Jahāngīr Qashqā’ī was a 19th century Shī’ī philosopher, jurist and mystic. He was born in 1243 in the village of Dehāqān, Isfahān. His father Mohammad Khān Qashqā’ī was a scholar and a man of perfection from the Dar Shῡrī clan of the Qashqā’ī tribe. He initially started studying at his birthplace and his intense passion for studying led to his father finding a private teacher for him.
Like his father, Jahāngīr Khān remained busy with farming, pastoralism and nomadism until the age of 40. He was very skilled in archery and horse riding and had a special affinity with music and was known for playing the guitar. He was roughly 40 years old when he went to the market of Isfahān to sell his produce, stock up on what he needed for the next year and to fix his guitar where his eyes fell on the seminary of Sadr and immediately became infatuated with its spiritual environment and eminent scholars.

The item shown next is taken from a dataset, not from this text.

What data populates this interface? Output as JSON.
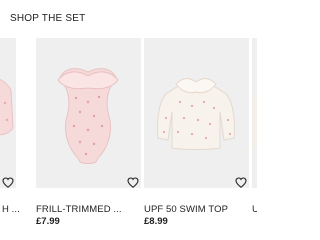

One of the scholars within the school, most likely the grandfather of the intellectual Jalāl al-Dīn Hamā’ī, upon seeing Jahāngīr’s interest in the school invited him to self-purification and studying the religious sciences. Jahāngīr was heavily influenced by what he said and preferred to study the religious sciences than go back to his old life, and after some consultation, he was guided to the dorms and took residency there. He remained in the school devoted to studies until the end of his life. Despite having started studies in his forties he possessed an extraordinary capacity and with extreme dedication, he immersed himself with numerous teachers from Isfahān and left no stone unturned in his pursuit of both the intellectual and textual sciences.
Jahāngīr studied philosophy and spirituality with Aqā Mohamad Ridhā Qamshehā’ī, jurisprudence, ῡsul and Arabic grammar with Shaykh Mohamad Hassan and Mohammad Bāqir Najafī, medicine with Mulla Abdul Jawād the well-known doctor of Isfahān, and he studied mathematics and astronomy with some of the best teachers of the time. After learning he dedicated himself for up to 40 years teaching the intellectual sciences with the seminary of Sadr, Isfahān. He taught spirituality mixed with ‘irfan and coupled with philosophical courses on both the Peripatetic and Illumination traditions. His fame within these subjects began to draw people to the seminary of Isfahān.
Jahāngīr Khān became famous within the seminar with the title Khān. His method of teaching philosophy came with one condition, that all students alongside their philosophy studies would engage with jurisprudence and usῡl classes, and devote themselves to learning the tenets of the religion. In this manner, his classes became so popular that his lectures on the book Manzuma of Sabzwari became too crowded to be held in the seminary and had to be moved to the courtyard of a local mosque due to the sheer number of students attending. From this perspective, he has been referred to by some as the reviver of philosophy within the Isfahān seminary. On top of this popularity he was also seen favourably by Zil Sultān, the son of Nāsir al-Dīn Shāh, and this, in turn, played a part in the growth of his reputation.
Jahāngīr Khān was a mystic and an ascetic, he didn’t collect any stipend and lived out his life on the money he would get from the land he owned. Until the end of his life, he continued to wear nomadic clothing and never did he wear the clerical attire. Many students studied under him, many of whom would later become great scholars themselves, such as Hāj Aqā Rahīm Arbābī, Syed Burujerdī, Syed Jamāl al-Dīn Gulpaygānī, Syed Hassan Modarris, Mirzā Nā’inī and Shaykh Hassan Alī Isfahāni Nakhudakī.
Source: Dāneshnāmeh Jahān Islām, by Mu’asaseh Dā’iratul Ma’ārif al-Fiqh al-Islāmī, v. 1, p. 5271.